Aaron,I wrote back:
In theory universities are supposed to be places of open debate and an interchange of ideas. When a faculty is all of one opinion, it is usually an indication that the place has become one of mutual reinforcement of the same ideas. This is not particularly unusual in universities where professors, being flawed human beings, have been known to prefer like-minded colleagues around them, which may make their professional experience much more self-satisfying but it does harm to the idea of the interchange of different ideas. It is probably not such a bad idea, in those cases where departments have become intellectually uniform, for a university administration to come along and stir the mix and it is most likely those with different ideas who will first notice the situation.
August 22, 2010

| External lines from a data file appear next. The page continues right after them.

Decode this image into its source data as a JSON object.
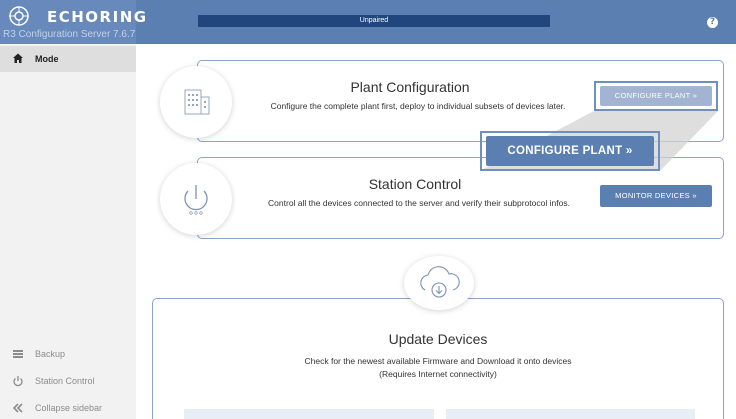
{
  "brand": {
    "name": "ECHORING",
    "subtitle": "R3 Configuration Server 7.6.7",
    "logo_icon": "echoring-logo-icon"
  },
  "header": {
    "status": "Unpaired",
    "help_icon": "?"
  },
  "sidebar": {
    "items": [
      {
        "label": "Mode",
        "icon": "home-icon"
      },
      {
        "label": "Backup",
        "icon": "list-icon"
      },
      {
        "label": "Station Control",
        "icon": "power-icon"
      },
      {
        "label": "Collapse sidebar",
        "icon": "double-chevron-left-icon"
      }
    ]
  },
  "plant": {
    "title": "Plant Configuration",
    "description": "Configure the complete plant first, deploy to individual subsets of devices later.",
    "button": "CONFIGURE PLANT »",
    "button_zoomed": "CONFIGURE PLANT »",
    "icon": "building-icon"
  },
  "station": {
    "title": "Station Control",
    "description": "Control all the devices connected to the server and verify their subprotocol infos.",
    "button": "MONITOR DEVICES »",
    "icon": "power-icon"
  },
  "update": {
    "title": "Update Devices",
    "description_line1": "Check for the newest available Firmware and Download it onto devices",
    "description_line2": "(Requires Internet connectivity)",
    "icon": "cloud-download-icon"
  },
  "colors": {
    "header": "#5b7fb1",
    "status_bar": "#21467e",
    "button": "#5b7fb1",
    "button_disabled": "#a2b4d1",
    "card_border": "#8aa3c6"
  }
}
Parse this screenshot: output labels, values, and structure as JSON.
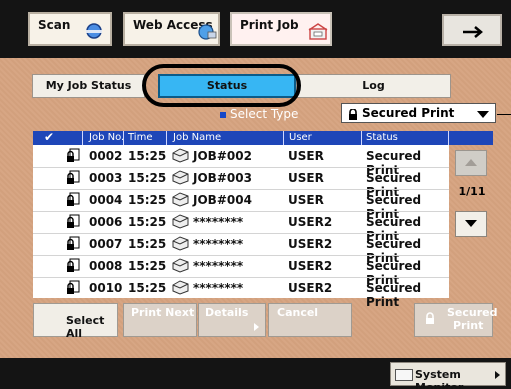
{
  "top_tabs": [
    {
      "label": "Scan",
      "icon": "scan-icon",
      "active": false
    },
    {
      "label": "Web Access",
      "icon": "web-access-icon",
      "active": false
    },
    {
      "label": "Print Job",
      "icon": "print-job-icon",
      "active": true
    }
  ],
  "top_arrow_icon": "arrow-right-icon",
  "sub_tabs": [
    {
      "label": "My Job Status",
      "active": false
    },
    {
      "label": "Status",
      "active": true
    },
    {
      "label": "Log",
      "active": false
    }
  ],
  "select_type": {
    "label": "Select Type",
    "value": "Secured Print"
  },
  "table": {
    "headers": [
      "Job No.",
      "Time",
      "Job Name",
      "User",
      "Status"
    ],
    "rows": [
      {
        "job_no": "0002",
        "time": "15:25",
        "name": "JOB#002",
        "user": "USER",
        "status": "Secured Print"
      },
      {
        "job_no": "0003",
        "time": "15:25",
        "name": "JOB#003",
        "user": "USER",
        "status": "Secured Print"
      },
      {
        "job_no": "0004",
        "time": "15:25",
        "name": "JOB#004",
        "user": "USER",
        "status": "Secured Print"
      },
      {
        "job_no": "0006",
        "time": "15:25",
        "name": "********",
        "user": "USER2",
        "status": "Secured Print"
      },
      {
        "job_no": "0007",
        "time": "15:25",
        "name": "********",
        "user": "USER2",
        "status": "Secured Print"
      },
      {
        "job_no": "0008",
        "time": "15:25",
        "name": "********",
        "user": "USER2",
        "status": "Secured Print"
      },
      {
        "job_no": "0010",
        "time": "15:25",
        "name": "********",
        "user": "USER2",
        "status": "Secured Print"
      }
    ]
  },
  "pagination": {
    "text": "1/11"
  },
  "bottom_buttons": {
    "select_all": "Select All",
    "print_next": "Print Next",
    "details": "Details",
    "cancel": "Cancel",
    "secured_print_line1": "Secured",
    "secured_print_line2": "Print"
  },
  "footer": {
    "system_monitor": "System Monitor"
  },
  "colors": {
    "accent_blue": "#37b6f3",
    "header_blue": "#1e46b8",
    "background": "#d8a98a",
    "topbar": "#141414"
  }
}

Thanks for your comments. There is much justification to what you write when observed through the eye of a monocle attempting to assess a particular occurrence within a limited range of view. The occurrence may or may not need adjustment, all according to the investigation. But when observing a much broader range of attacks on a wider spectrum of public life, it becomes clear that the motivation has moved over from the investigative to the political. Of course, there is nothing wrong with political motivation in and of itself. By the same token, my own political motivation is a clear abhorrence of a process that leads to a concerted attack on the openness of democratic principles and leads to a variety of legislative proposals that are meant to inhibit alternative political thought and action (in conjunction with legislative proposals of a prejudicial racial nature). This is a process that has increasingly exemplified our public and legislative life of this past year (with previous years being worthy preludes).